Review of Science and Personality by W. Brown
This volume contains the substance of three lectures delivered at Yale University in 1928 and six or eight occasional papers previously published. The slender thread that holds them together is the interest of the author in religion, which he seeks to justify by science. Dr. Brown, who is a physician, considers that faith is based on scientific evidence, including the important evidence of spiritualistic mediums, though his belief in immortality he regards as resting on "internal evidence," by which he apparently means his own deep-seated desires.
The book can have little interest to social psychologists, for the view of personality is one of extreme individualism. Religion is set forth as a matter of individual attitude, with complete neglect of the vast array of material which deals with the influence of culture on the development of the religious experience of the believer. Dr. Brown's interest in philosophy and religion leads him to give a brief characterization of behaviorism, psychoanalysis, psychical research, and the work of the Russian physiologists. All these interests, however, are subordinate in this volume to his religious interest, and he is able not only to prove scientifically the existence of God, but also finds scientific proof of Christianity and the gospel story,
The verbatim accounts of mediumistic sťances and of some case histories are to the reviewer the most interesting. These carefully prepared records will enable the reader to decide on the basis of the facts presented how far the existence of ghosts is demonstrable. To the author they seem conclusive; to the reviewer such a conclusion seems far-fetched. Perhaps here, as elsewhere, the matter is so uncertain that the verdict will probably be determined primarily by the bias of the reader.
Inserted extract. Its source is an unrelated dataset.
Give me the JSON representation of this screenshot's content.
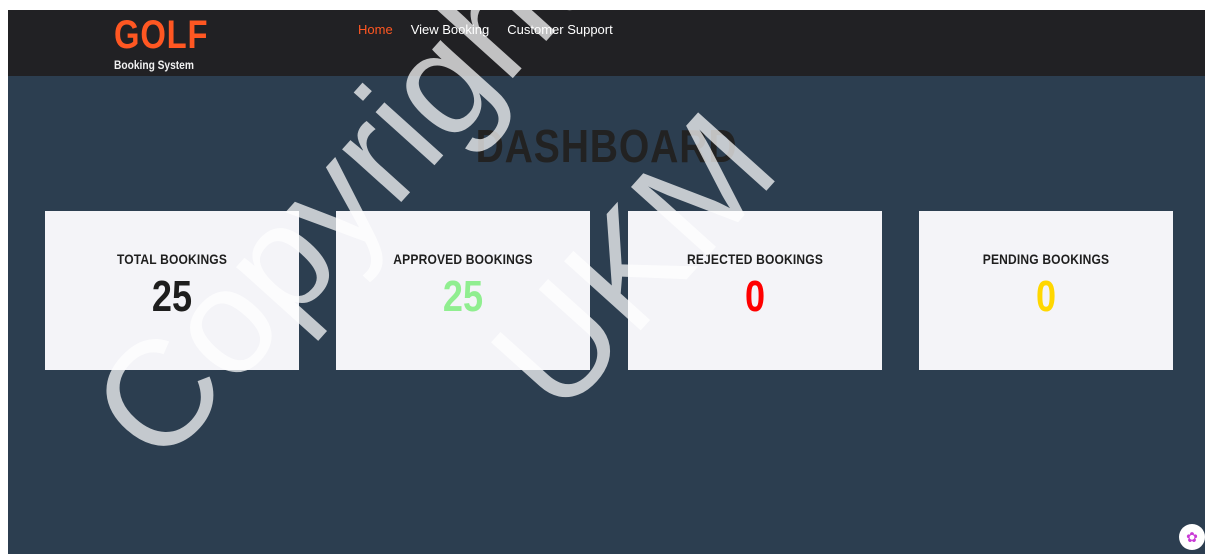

Religion is thought of not only as an individual experience but as divorced from historical influences. The type of arguments here used was most convincing in the seventeenth century, at which time the ideas cur-rent in society had not been historically traced, and seemed to be innate and eternal.
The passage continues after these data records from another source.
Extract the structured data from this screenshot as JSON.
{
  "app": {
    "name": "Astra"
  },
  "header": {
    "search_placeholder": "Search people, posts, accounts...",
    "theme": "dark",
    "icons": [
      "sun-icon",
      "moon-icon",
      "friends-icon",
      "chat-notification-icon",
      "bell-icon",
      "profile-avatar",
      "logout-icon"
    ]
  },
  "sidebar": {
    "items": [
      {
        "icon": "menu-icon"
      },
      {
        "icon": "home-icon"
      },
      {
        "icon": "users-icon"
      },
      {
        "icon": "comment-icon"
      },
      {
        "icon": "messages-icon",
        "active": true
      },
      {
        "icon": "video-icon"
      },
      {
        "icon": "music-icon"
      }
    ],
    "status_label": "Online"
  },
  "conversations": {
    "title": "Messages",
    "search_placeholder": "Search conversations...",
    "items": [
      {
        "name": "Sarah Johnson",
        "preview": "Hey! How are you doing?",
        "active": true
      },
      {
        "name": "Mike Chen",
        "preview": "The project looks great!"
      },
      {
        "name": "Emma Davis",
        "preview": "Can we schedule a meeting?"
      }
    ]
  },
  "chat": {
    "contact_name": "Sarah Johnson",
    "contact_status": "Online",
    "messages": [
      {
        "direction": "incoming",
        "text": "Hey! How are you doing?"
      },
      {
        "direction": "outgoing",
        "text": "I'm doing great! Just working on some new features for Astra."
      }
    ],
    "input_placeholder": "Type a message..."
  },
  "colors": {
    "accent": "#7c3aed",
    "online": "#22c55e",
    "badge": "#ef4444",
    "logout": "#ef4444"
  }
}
There is revealed in this book a sincere and serious personality whose earnest desire to support the truth of Christianity by appeal to occult phenomena is in harmony with a certain trend in England since the war. Perhaps the tragic losses of 1914 to 1918 may be the underlying explanation of this remarkable movement to support, like Uzzah, an ark that needs no such help.
UNIVERSITY OF CHICAGO